- To do
Each entry needs to be restated exactly as written.

- Provided entries
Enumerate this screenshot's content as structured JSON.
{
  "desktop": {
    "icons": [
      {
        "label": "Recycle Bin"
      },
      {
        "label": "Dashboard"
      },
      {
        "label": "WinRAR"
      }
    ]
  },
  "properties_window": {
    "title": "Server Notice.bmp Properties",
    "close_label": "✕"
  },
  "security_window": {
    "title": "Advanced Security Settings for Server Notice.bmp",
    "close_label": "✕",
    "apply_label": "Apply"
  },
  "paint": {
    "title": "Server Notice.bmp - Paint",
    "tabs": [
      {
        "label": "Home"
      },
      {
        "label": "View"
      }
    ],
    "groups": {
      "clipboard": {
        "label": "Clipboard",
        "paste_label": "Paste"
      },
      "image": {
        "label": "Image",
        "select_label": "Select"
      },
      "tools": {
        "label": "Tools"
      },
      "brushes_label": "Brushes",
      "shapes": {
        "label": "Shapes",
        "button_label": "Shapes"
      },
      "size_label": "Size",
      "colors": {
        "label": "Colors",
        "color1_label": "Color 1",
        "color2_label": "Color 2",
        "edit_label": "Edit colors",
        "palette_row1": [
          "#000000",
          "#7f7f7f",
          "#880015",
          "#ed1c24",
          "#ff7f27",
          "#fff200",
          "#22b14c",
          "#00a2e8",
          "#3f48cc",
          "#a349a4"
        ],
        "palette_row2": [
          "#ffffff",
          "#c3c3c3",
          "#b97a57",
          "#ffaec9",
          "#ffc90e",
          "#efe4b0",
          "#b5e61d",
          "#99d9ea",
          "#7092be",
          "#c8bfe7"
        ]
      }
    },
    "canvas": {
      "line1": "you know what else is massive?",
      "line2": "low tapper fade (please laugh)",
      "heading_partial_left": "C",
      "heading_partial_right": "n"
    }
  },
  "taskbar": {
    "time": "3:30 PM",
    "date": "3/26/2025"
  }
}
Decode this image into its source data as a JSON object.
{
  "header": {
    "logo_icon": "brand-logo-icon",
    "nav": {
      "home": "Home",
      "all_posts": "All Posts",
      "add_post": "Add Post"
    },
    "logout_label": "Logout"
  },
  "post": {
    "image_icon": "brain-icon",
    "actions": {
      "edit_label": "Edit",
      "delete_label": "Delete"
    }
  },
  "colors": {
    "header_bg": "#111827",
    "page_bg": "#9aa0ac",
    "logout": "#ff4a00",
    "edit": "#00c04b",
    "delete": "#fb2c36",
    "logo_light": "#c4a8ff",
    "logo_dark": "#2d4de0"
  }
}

- Response to the task
Enumerate this screenshot's content as structured JSON.
{
  "desktop": {
    "icons": [
      {
        "label": "Recycle Bin"
      },
      {
        "label": "Dashboard"
      },
      {
        "label": "WinRAR"
      }
    ]
  },
  "properties_window": {
    "title": "Server Notice.bmp Properties",
    "close_label": "✕"
  },
  "security_window": {
    "title": "Advanced Security Settings for Server Notice.bmp",
    "close_label": "✕",
    "apply_label": "Apply"
  },
  "paint": {
    "title": "Server Notice.bmp - Paint",
    "tabs": [
      {
        "label": "Home"
      },
      {
        "label": "View"
      }
    ],
    "groups": {
      "clipboard": {
        "label": "Clipboard",
        "paste_label": "Paste"
      },
      "image": {
        "label": "Image",
        "select_label": "Select"
      },
      "tools": {
        "label": "Tools"
      },
      "brushes_label": "Brushes",
      "shapes": {
        "label": "Shapes",
        "button_label": "Shapes"
      },
      "size_label": "Size",
      "colors": {
        "label": "Colors",
        "color1_label": "Color 1",
        "color2_label": "Color 2",
        "edit_label": "Edit colors",
        "palette_row1": [
          "#000000",
          "#7f7f7f",
          "#880015",
          "#ed1c24",
          "#ff7f27",
          "#fff200",
          "#22b14c",
          "#00a2e8",
          "#3f48cc",
          "#a349a4"
        ],
        "palette_row2": [
          "#ffffff",
          "#c3c3c3",
          "#b97a57",
          "#ffaec9",
          "#ffc90e",
          "#efe4b0",
          "#b5e61d",
          "#99d9ea",
          "#7092be",
          "#c8bfe7"
        ]
      }
    },
    "canvas": {
      "line1": "you know what else is massive?",
      "line2": "low tapper fade (please laugh)",
      "heading_partial_left": "C",
      "heading_partial_right": "n"
    }
  },
  "taskbar": {
    "time": "3:30 PM",
    "date": "3/26/2025"
  }
}
Decode this image into its source data as a JSON object.
{
  "header": {
    "logo_icon": "brand-logo-icon",
    "nav": {
      "home": "Home",
      "all_posts": "All Posts",
      "add_post": "Add Post"
    },
    "logout_label": "Logout"
  },
  "post": {
    "image_icon": "brain-icon",
    "actions": {
      "edit_label": "Edit",
      "delete_label": "Delete"
    }
  },
  "colors": {
    "header_bg": "#111827",
    "page_bg": "#9aa0ac",
    "logout": "#ff4a00",
    "edit": "#00c04b",
    "delete": "#fb2c36",
    "logo_light": "#c4a8ff",
    "logo_dark": "#2d4de0"
  }
}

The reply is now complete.